“I was hiding it because for many years I was somewhat embarrassed by the physics connection,” he said. “Number theorists are a pretty tough-minded group of people, and influences from physics sometimes make them more skeptical of the mathematics.”

Café readers had an earlier alert from an interview I conducted with Minhyong, reported in Minhyong Kim in The Reasoner. There he was prepared to announce

The work that occupies me most right now, arithmetic homotopy theory, concerns itself very much with arithmetic moduli spaces that are similar in nature and construction to moduli spaces of solutions to the Yang-Mills equation.

Now his articles are appearing bearing explicit names such as ‘Arithmetic Chern-Simons theory’ (I and II), and today, we have Arithmetic Gauge Theory: A Brief Introduction.

What’s moved on in the intervening years from our side (‘our’ largely in the sense of the nLab) is an approach (very much due to Urs) to gauge field theory which looks to extract its abstract essence, and even to express this in the language of cohesive homotopy type theory, see nLab: geometry of physics. What I would love to know is how best to think of the deepest level of commonality between constructions deserving of the name ‘gauge theory’.

On the apparently non-physics side, who knows what depths might be reached if topological Langlands is ever worked out in stable homotopy theory, there being a gauge theoretic connection to geometric Langlands and even to the arithmetic version, as Minhyong remarks in his latest article:

We note also that the Langlands reciprocity conjecture … has as its goal the rewriting of arithmetic L-functions quite generally in terms of automorphic L-functions… it seems reasonable to expect the geometry of arithmetic gauge fields to play a key role in importing quantum field theoretic dualities to arithmetic geometry.

Perhaps the deepest idea would have to reflect the lack of uniformity in arithmetic. Minhyong writes in his latest paper about the action of $G_K = Gal(\bar K, K)$

The $G_K$-action is usually highly non-trivial, and this is a main difference from geometric gauge theory, where the gauge group tends to be constant over spacetime.

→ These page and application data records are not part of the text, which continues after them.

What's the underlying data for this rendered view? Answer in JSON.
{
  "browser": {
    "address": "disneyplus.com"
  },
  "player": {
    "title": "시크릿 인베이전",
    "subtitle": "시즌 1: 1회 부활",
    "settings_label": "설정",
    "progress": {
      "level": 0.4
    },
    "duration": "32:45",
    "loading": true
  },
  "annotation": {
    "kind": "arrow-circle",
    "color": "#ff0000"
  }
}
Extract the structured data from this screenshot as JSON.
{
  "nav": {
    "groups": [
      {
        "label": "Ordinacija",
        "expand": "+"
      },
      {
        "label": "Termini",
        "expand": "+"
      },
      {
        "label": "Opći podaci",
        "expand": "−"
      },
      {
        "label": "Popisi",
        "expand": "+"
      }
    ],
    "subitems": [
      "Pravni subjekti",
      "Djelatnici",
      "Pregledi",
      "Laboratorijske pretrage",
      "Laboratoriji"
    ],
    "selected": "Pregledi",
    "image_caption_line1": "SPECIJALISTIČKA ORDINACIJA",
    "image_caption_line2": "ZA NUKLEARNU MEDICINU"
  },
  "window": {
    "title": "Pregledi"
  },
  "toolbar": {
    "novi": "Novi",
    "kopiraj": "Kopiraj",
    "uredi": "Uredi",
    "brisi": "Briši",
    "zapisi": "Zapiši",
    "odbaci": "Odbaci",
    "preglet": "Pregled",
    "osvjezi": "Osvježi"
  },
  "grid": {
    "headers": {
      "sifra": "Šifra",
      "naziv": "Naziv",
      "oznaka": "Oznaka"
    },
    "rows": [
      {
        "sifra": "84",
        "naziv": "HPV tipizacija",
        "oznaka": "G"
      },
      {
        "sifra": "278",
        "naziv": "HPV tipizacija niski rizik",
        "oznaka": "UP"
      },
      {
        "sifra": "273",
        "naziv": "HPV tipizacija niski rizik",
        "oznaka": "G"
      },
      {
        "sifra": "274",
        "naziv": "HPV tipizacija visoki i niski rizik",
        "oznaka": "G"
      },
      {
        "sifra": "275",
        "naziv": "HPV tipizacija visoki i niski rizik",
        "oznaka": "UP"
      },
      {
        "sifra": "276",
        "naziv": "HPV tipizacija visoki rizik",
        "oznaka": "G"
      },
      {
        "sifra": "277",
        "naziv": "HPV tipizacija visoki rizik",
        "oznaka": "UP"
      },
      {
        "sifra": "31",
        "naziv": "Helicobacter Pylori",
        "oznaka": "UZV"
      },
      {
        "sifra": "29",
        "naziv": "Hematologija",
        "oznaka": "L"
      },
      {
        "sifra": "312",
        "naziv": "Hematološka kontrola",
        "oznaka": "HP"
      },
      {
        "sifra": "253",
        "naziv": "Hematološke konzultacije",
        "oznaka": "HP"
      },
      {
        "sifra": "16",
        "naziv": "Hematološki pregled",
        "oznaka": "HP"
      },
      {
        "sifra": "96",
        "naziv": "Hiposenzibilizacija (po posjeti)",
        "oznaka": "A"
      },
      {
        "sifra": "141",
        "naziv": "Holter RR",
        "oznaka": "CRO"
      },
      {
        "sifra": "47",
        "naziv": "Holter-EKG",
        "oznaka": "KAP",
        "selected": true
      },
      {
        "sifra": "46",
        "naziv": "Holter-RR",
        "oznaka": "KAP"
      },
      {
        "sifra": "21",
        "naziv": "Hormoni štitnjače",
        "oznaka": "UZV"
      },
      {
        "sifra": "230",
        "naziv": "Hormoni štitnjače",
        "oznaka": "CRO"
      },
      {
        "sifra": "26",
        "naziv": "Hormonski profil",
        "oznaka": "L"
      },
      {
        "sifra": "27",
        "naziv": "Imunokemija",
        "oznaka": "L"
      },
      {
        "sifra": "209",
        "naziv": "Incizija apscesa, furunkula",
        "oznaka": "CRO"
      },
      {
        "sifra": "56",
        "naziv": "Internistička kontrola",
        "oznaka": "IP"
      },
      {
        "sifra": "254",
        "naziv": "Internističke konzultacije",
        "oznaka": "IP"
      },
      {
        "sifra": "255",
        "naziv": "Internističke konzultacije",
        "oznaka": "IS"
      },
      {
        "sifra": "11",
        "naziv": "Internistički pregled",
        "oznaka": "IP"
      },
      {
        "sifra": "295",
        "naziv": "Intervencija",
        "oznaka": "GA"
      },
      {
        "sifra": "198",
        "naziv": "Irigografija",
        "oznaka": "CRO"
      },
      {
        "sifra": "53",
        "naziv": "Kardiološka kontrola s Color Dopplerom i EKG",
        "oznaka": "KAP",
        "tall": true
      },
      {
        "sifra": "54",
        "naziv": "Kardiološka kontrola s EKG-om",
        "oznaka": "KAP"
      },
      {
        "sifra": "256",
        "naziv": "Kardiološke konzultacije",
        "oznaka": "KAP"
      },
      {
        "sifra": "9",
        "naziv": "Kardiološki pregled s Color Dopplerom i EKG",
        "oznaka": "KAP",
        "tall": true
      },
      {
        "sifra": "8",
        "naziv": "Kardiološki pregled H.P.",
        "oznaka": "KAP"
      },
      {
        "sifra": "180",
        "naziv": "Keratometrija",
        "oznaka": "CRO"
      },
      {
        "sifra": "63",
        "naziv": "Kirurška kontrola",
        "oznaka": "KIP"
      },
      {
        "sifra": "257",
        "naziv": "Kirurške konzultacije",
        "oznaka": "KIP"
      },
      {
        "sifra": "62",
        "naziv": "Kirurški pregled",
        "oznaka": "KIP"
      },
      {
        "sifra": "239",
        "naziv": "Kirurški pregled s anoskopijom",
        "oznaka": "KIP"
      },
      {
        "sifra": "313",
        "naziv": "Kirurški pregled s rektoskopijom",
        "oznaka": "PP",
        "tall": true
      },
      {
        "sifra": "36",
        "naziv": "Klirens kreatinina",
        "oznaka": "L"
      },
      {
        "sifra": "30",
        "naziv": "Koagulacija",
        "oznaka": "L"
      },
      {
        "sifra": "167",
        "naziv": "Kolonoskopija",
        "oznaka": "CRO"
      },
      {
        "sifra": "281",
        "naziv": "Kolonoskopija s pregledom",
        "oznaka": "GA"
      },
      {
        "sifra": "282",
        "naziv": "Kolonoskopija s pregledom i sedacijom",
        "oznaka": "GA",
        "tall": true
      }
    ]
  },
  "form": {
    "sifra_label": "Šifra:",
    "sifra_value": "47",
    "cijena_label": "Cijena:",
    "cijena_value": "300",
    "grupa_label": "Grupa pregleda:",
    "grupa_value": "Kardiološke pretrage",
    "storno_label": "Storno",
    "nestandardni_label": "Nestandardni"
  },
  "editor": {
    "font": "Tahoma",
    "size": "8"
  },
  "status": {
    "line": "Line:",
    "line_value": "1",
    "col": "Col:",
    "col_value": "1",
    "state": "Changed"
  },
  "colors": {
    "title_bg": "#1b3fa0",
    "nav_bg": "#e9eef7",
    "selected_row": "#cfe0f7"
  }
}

Even if orbifolds and singularities appear in the latter, maybe there’s still a difference. From a dilettantish wish to make sense of Buium and Borger’s nLab: arithmetic jet spaces, I had hoped that the geometric jet space constructions as beautifully captured by the nlab: jet comonad, might help. But arithmetic always seems a little obstructive, and one can’t quite reach the adjoint quadruples of the cohesive world: nlab: Borger’s absolute geometry. James Borger explained this to me as follows:

the usual, differential jet space of X can be constructed by gluing together jet spaces on open subsets, essentially because an infinitesimal arc can never leave an open subset. However, the analogous thing is not true for arithmetic jet spaces, because a Frobenius lift can jump outside an open set. So you can’t construct them by gluing local jet spaces together!

So plenty to explore. Where Minhyong speaks of arithmetic Euler-Lagrange equations, how does this compare with the jet comonadic version of Urs, outlined in Higher Prequantum Geometry II: The Principle of Extremal Action - Comonadically?

## Re: Arithmetic Gauge Theory

Also of interest to nCat cafe denizens: Kim says in footnote 36 at the start of the last section of Arithmetic Gauge Theory that he is working on the (presumably derived analytic) foundations of the material in that section with Kremnitzer and Behrend.